-- Data supplied follows --
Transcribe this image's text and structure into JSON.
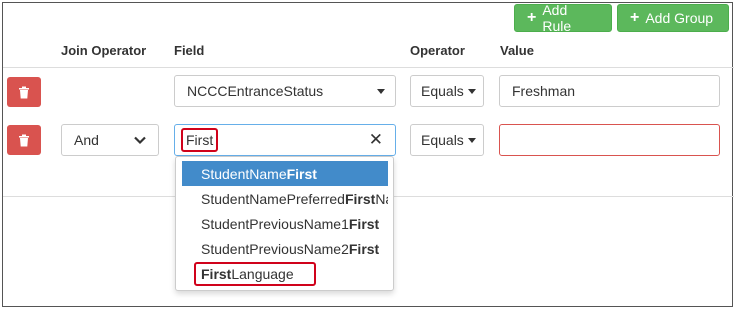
{
  "toolbar": {
    "add_rule_label": "Add Rule",
    "add_group_label": "Add Group"
  },
  "headers": {
    "join_operator": "Join Operator",
    "field": "Field",
    "operator": "Operator",
    "value": "Value"
  },
  "rows": [
    {
      "field_value": "NCCCEntranceStatus",
      "operator_value": "Equals",
      "value_text": "Freshman"
    },
    {
      "join_value": "And",
      "field_search_value": "First",
      "operator_value": "Equals",
      "value_text": ""
    }
  ],
  "dropdown": {
    "options": [
      {
        "prefix": "StudentName",
        "match": "First",
        "suffix": ""
      },
      {
        "prefix": "StudentNamePreferred",
        "match": "First",
        "suffix": "Na"
      },
      {
        "prefix": "StudentPreviousName1",
        "match": "First",
        "suffix": ""
      },
      {
        "prefix": "StudentPreviousName2",
        "match": "First",
        "suffix": ""
      },
      {
        "prefix": "",
        "match": "First",
        "suffix": "Language"
      }
    ]
  },
  "colors": {
    "green": "#5cb85c",
    "danger": "#d9534f",
    "highlight": "#d0021b",
    "active": "#428bca"
  },
  "icons": {
    "add": "plus-icon",
    "delete": "trash-icon",
    "clear": "close-icon",
    "dropdown": "chevron-down-icon"
  }
}
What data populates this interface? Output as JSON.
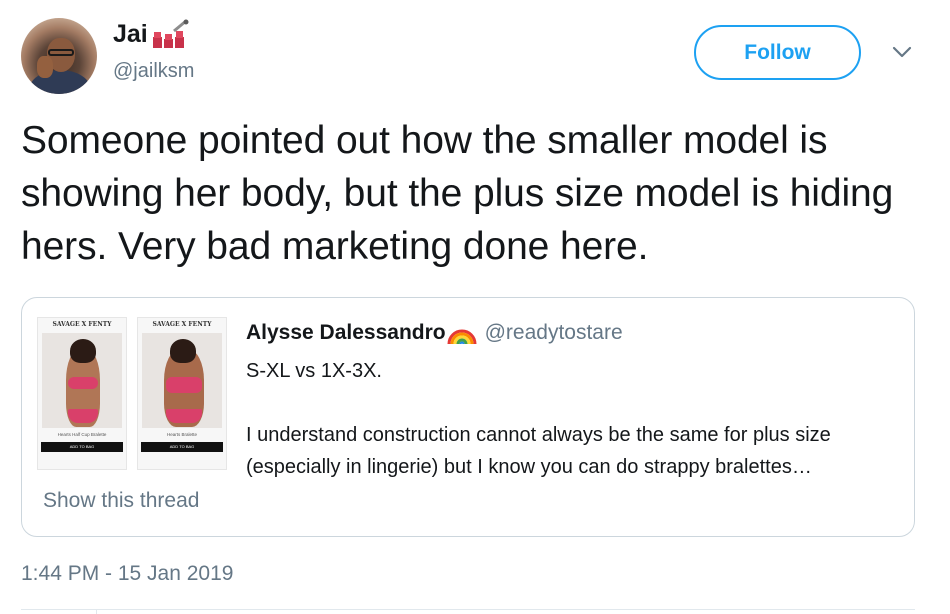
{
  "author": {
    "display_name": "Jai",
    "handle": "@jailksm",
    "avatar_icon": "profile-photo",
    "name_emoji": "lipstick-emoji"
  },
  "follow_button": {
    "label": "Follow",
    "color": "#1da1f2"
  },
  "caret_icon": "chevron-down-icon",
  "tweet": {
    "text": "Someone pointed out how the smaller model is showing her body, but the plus size model is hiding hers. Very bad marketing done here.",
    "timestamp": "1:44 PM - 15 Jan 2019"
  },
  "quoted_tweet": {
    "display_name": "Alysse Dalessandro",
    "name_emoji": "rainbow-emoji",
    "handle": "@readytostare",
    "line1": "S-XL vs 1X-3X.",
    "line2": "I understand construction cannot always be the same for plus size (especially in lingerie) but I know you can do strappy bralettes…",
    "show_thread_label": "Show this thread",
    "media": {
      "left": {
        "brand": "SAVAGE X FENTY",
        "caption": "Hearts Half Cup Bralette",
        "cta": "ADD TO BAG"
      },
      "right": {
        "brand": "SAVAGE X FENTY",
        "caption": "Hearts Bralette",
        "cta": "ADD TO BAG"
      }
    }
  },
  "colors": {
    "text": "#14171a",
    "secondary": "#657786",
    "accent": "#1da1f2",
    "border": "#ccd6dd"
  }
}
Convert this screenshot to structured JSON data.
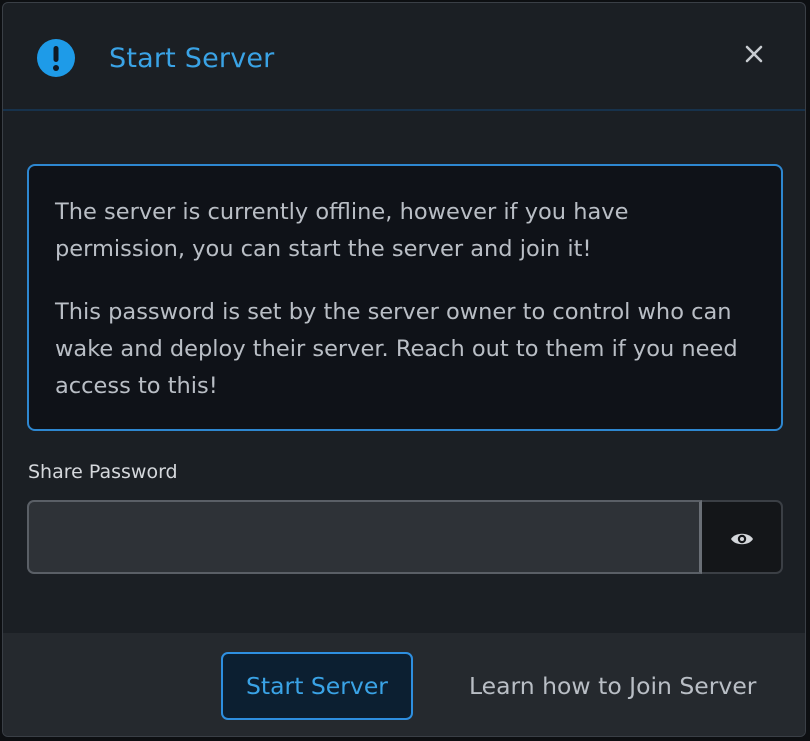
{
  "dialog": {
    "title": "Start Server",
    "icons": {
      "alert": "exclamation-circle-icon",
      "close": "close-icon",
      "toggle_visibility": "eye-icon"
    },
    "colors": {
      "accent": "#3aa3e6",
      "background": "#1b1f24",
      "info_border": "#2e87d0"
    }
  },
  "info": {
    "paragraph_1": "The server is currently offline, however if you have permission, you can start the server and join it!",
    "paragraph_2": "This password is set by the server owner to control who can wake and deploy their server. Reach out to them if you need access to this!"
  },
  "password": {
    "label": "Share Password",
    "value": "",
    "placeholder": ""
  },
  "footer": {
    "start_label": "Start Server",
    "learn_label": "Learn how to Join Server"
  }
}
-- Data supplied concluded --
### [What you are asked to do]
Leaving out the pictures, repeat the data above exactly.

### [Answer to this problem]
Transcribe this image's text and structure into JSON.
{
  "toolbar": {
    "add_rule_label": "Add Rule",
    "add_group_label": "Add Group"
  },
  "headers": {
    "join_operator": "Join Operator",
    "field": "Field",
    "operator": "Operator",
    "value": "Value"
  },
  "rows": [
    {
      "field_value": "NCCCEntranceStatus",
      "operator_value": "Equals",
      "value_text": "Freshman"
    },
    {
      "join_value": "And",
      "field_search_value": "First",
      "operator_value": "Equals",
      "value_text": ""
    }
  ],
  "dropdown": {
    "options": [
      {
        "prefix": "StudentName",
        "match": "First",
        "suffix": ""
      },
      {
        "prefix": "StudentNamePreferred",
        "match": "First",
        "suffix": "Na"
      },
      {
        "prefix": "StudentPreviousName1",
        "match": "First",
        "suffix": ""
      },
      {
        "prefix": "StudentPreviousName2",
        "match": "First",
        "suffix": ""
      },
      {
        "prefix": "",
        "match": "First",
        "suffix": "Language"
      }
    ]
  },
  "colors": {
    "green": "#5cb85c",
    "danger": "#d9534f",
    "highlight": "#d0021b",
    "active": "#428bca"
  },
  "icons": {
    "add": "plus-icon",
    "delete": "trash-icon",
    "clear": "close-icon",
    "dropdown": "chevron-down-icon"
  }
}
What data populates this interface? Output as JSON.
{
  "author": {
    "display_name": "Jai",
    "handle": "@jailksm",
    "avatar_icon": "profile-photo",
    "name_emoji": "lipstick-emoji"
  },
  "follow_button": {
    "label": "Follow",
    "color": "#1da1f2"
  },
  "caret_icon": "chevron-down-icon",
  "tweet": {
    "text": "Someone pointed out how the smaller model is showing her body, but the plus size model is hiding hers. Very bad marketing done here.",
    "timestamp": "1:44 PM - 15 Jan 2019"
  },
  "quoted_tweet": {
    "display_name": "Alysse Dalessandro",
    "name_emoji": "rainbow-emoji",
    "handle": "@readytostare",
    "line1": "S-XL vs 1X-3X.",
    "line2": "I understand construction cannot always be the same for plus size (especially in lingerie) but I know you can do strappy bralettes…",
    "show_thread_label": "Show this thread",
    "media": {
      "left": {
        "brand": "SAVAGE X FENTY",
        "caption": "Hearts Half Cup Bralette",
        "cta": "ADD TO BAG"
      },
      "right": {
        "brand": "SAVAGE X FENTY",
        "caption": "Hearts Bralette",
        "cta": "ADD TO BAG"
      }
    }
  },
  "colors": {
    "text": "#14171a",
    "secondary": "#657786",
    "accent": "#1da1f2",
    "border": "#ccd6dd"
  }
}
Convert this screenshot to structured JSON data.
{
  "dialog": {
    "title": "Start Server",
    "icons": {
      "alert": "exclamation-circle-icon",
      "close": "close-icon",
      "toggle_visibility": "eye-icon"
    },
    "colors": {
      "accent": "#3aa3e6",
      "background": "#1b1f24",
      "info_border": "#2e87d0"
    }
  },
  "info": {
    "paragraph_1": "The server is currently offline, however if you have permission, you can start the server and join it!",
    "paragraph_2": "This password is set by the server owner to control who can wake and deploy their server. Reach out to them if you need access to this!"
  },
  "password": {
    "label": "Share Password",
    "value": "",
    "placeholder": ""
  },
  "footer": {
    "start_label": "Start Server",
    "learn_label": "Learn how to Join Server"
  }
}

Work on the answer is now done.